I often find myself brooding over painful events of my past; the loss of a loved one, a relationship that turned sour, betrayal by someone I thought was my friend. Inevitably, I’ll ruminate over the meaning of life and death; even more so now, during these times of isolation and solitude. This pandemic has given me the opportunity to explore feelings of loneliness and sorrow, while taking a closer look at how simple things can express or suggest these emotions. Unassuming objects that we take for granted everyday, like a human hand or that bird outside your window; they’re capable of triggering a response. While I’m genuinely interested in the subjects I choose to paint, I’m more focused on how something makes me feel, not just rendering a pretty animal on a pedestal.

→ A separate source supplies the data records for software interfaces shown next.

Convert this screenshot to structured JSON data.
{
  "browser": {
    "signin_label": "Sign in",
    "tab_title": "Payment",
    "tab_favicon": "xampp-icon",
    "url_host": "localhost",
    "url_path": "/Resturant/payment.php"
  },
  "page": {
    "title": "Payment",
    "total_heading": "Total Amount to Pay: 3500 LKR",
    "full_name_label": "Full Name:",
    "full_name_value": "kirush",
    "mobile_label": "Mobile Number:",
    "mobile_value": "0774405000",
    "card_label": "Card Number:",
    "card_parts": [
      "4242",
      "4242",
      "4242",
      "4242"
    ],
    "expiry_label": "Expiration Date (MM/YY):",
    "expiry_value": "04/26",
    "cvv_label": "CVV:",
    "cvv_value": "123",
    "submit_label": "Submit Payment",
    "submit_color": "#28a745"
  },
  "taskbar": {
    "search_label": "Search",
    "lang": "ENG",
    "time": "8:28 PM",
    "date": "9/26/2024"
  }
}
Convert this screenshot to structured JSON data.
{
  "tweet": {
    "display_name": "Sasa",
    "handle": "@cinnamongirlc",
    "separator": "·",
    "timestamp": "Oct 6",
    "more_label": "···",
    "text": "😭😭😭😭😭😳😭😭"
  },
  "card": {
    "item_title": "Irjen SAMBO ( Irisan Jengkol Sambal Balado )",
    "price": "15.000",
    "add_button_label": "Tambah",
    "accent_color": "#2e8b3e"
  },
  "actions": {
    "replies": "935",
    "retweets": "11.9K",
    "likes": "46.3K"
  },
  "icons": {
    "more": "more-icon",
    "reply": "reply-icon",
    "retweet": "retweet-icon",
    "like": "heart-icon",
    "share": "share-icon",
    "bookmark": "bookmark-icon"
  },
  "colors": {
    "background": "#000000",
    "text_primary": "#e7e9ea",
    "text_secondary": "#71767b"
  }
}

These pieces were created during the COVID-19, shelter-in-place. Since my days in school, I’ve been working primarily in acrylic. I’ve chosen wood or masonite as a canvas for its smooth and rigid qualities. When starting a new piece, I picture the completed work in mind. I’ll sketch a very rough layout on my canvas, then begin an underpainting. I will add color as transparent layers once I’m comfortable with the black and white values I’ve detailed. It’s important to me that I represent wildlife and the human form in a realistic manner, so I rely on photographic reference whenever possible.
These works are currently on view and are available for purchase at Abrams Claghorn Gallery, 1251 Solano Avenue, Albany, California.